This will be my last entry.
Not because I don’t love you but because of how much I did. This is what Dr. Daniels and I have agreed upon; that this must be the last. This becomes a sort of eulogy then, and one I hope finds you well.
Of all my uncles you were my favorite. I believe this was something you were aware of. You would never say as such, not you, as you wouldn’t want to hurt your brothers. I understand this. I accept it. It doesn’t change things though. If anything it makes me respect you even more.
You were there for me after my father died; you, his brother. Couple this with the fact that I was too young to partake in him and more or less we could call things a day. Hell, maybe it’s only the mustaches you and he had, those big old bushy things, but no, that’s just imagery, what I continue to conjure in my mind’s eye. You were more than that, Uncle Tully, always more, and this is what I hope you knew. Did I always show you what I should have? How much I might have cared? I want to say yes, I do, but there’s a reason this exercise must be done. I have to be big enough to accept this. To admit it. All told, I still have so very much to learn.

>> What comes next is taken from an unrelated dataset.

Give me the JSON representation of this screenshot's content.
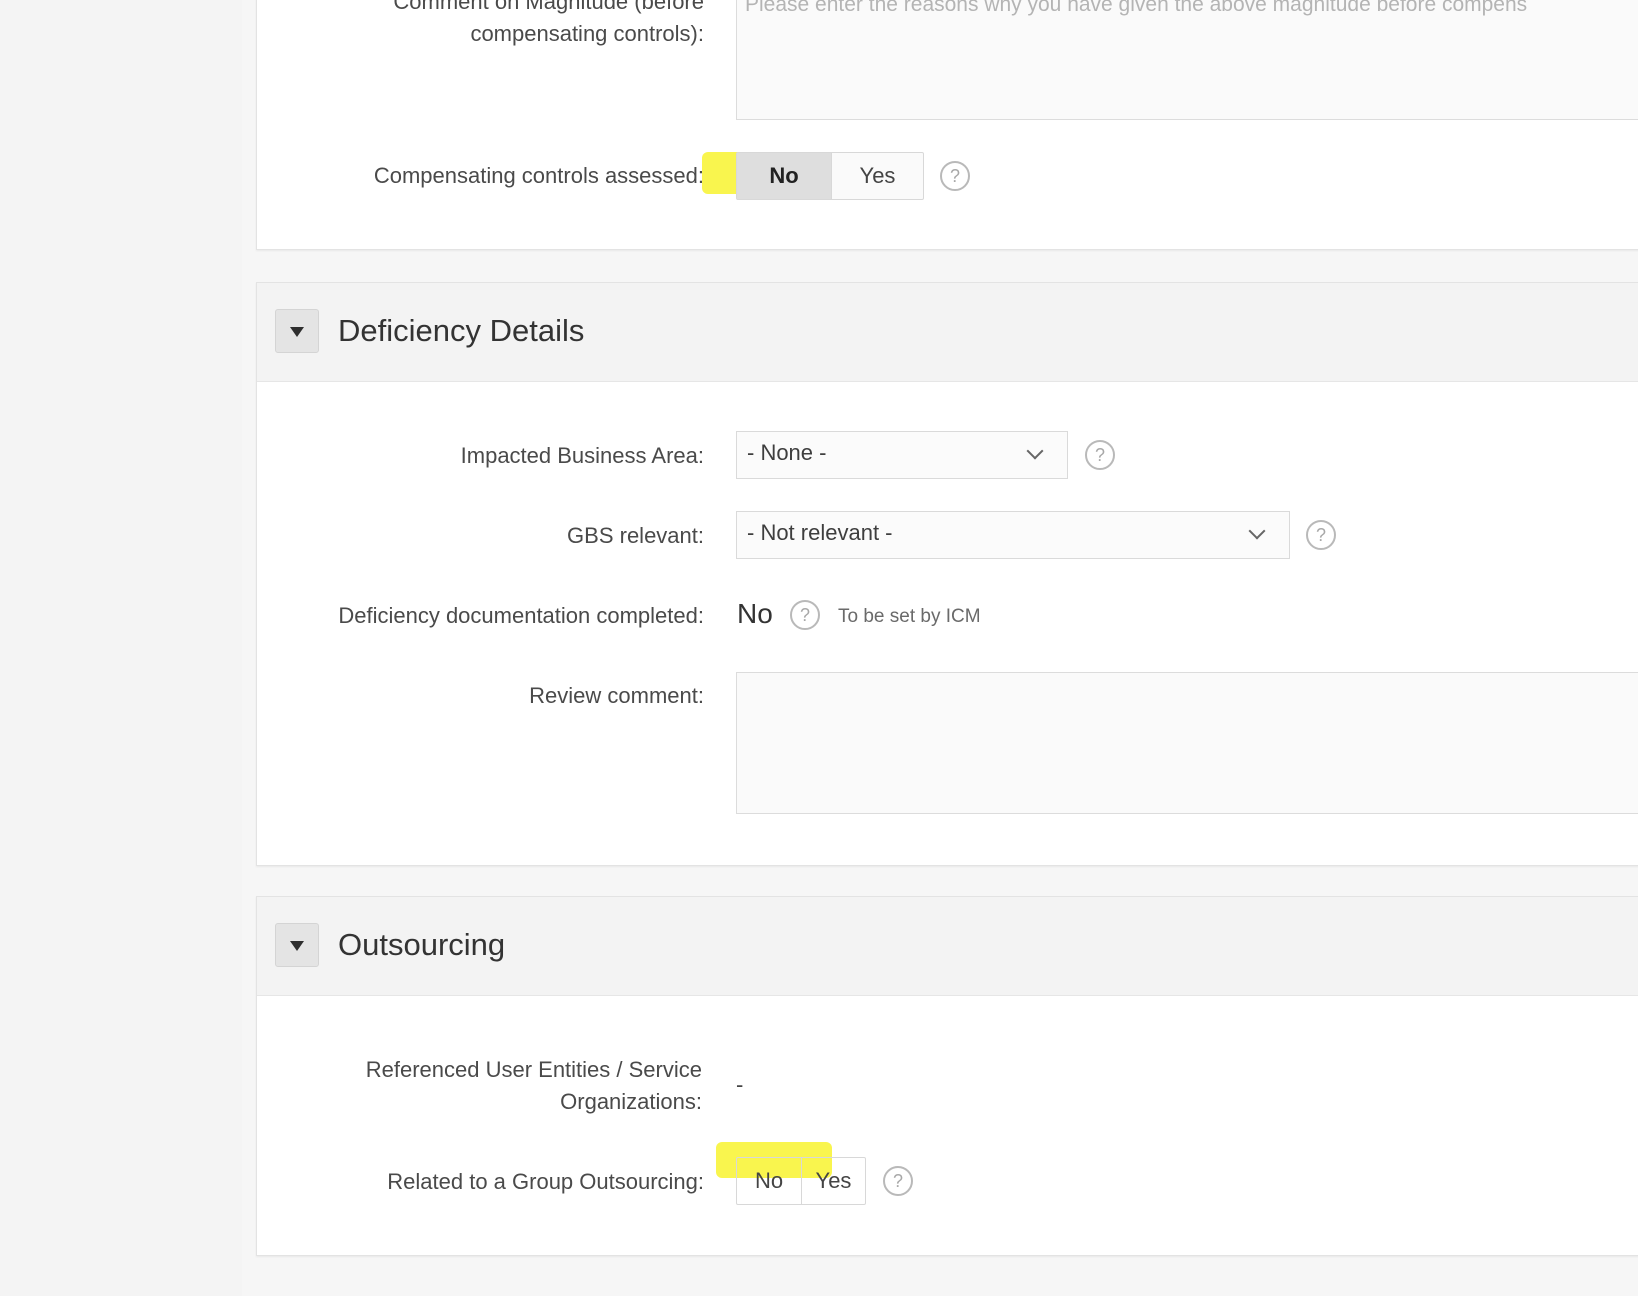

You were many things to me. Friend. Uncle. Provider. And you taught me so much more. From cutting the back grass first because you might not be so inclined to do the front once you finished to how I’m able to tie my tie. Or the tools you would have me hand you, you making sure I came to know what each of them did. This and more, examples which make up the man you were raising me to become. It’s because you cared, Uncle Tully; because you went and took the time. My surrogate father. My Uncle Tully.
Yes, this feels more than right.
You were well received too, but most men like you are; just hair and bones and nails being what we lowered into the ground. This tells you something. Speaks volumes, really. It’s why I invoked rule 9 and asked for your heart once the time came. I asked to have it medium rare too, just as you would like. And I know it wasn’t right, having only partaken in six relatives since coming of age, but I felt compelled to do this nonetheless; to ask and then receive. It’s because of what you imparted upon me — that family is the only importance. I didn’t want what most of them wanted. No liver or eyes, no thick side of thigh. I wanted you, the best part of you; the man who taught me to care.
In my heart I wanted your heart.
So you’d be with me every day.
This is how I say goodbye then, Uncle Tully. Say hello to Dad.
Beau Johnson has been published before. Most of his ramblings come from memories which include, in no particular order, Manimal, Stephen King, and the time the Bionic Man was supposed to marry the Bionic Woman but it never ever happened at all. You can find him around the web and in anthologies here and there.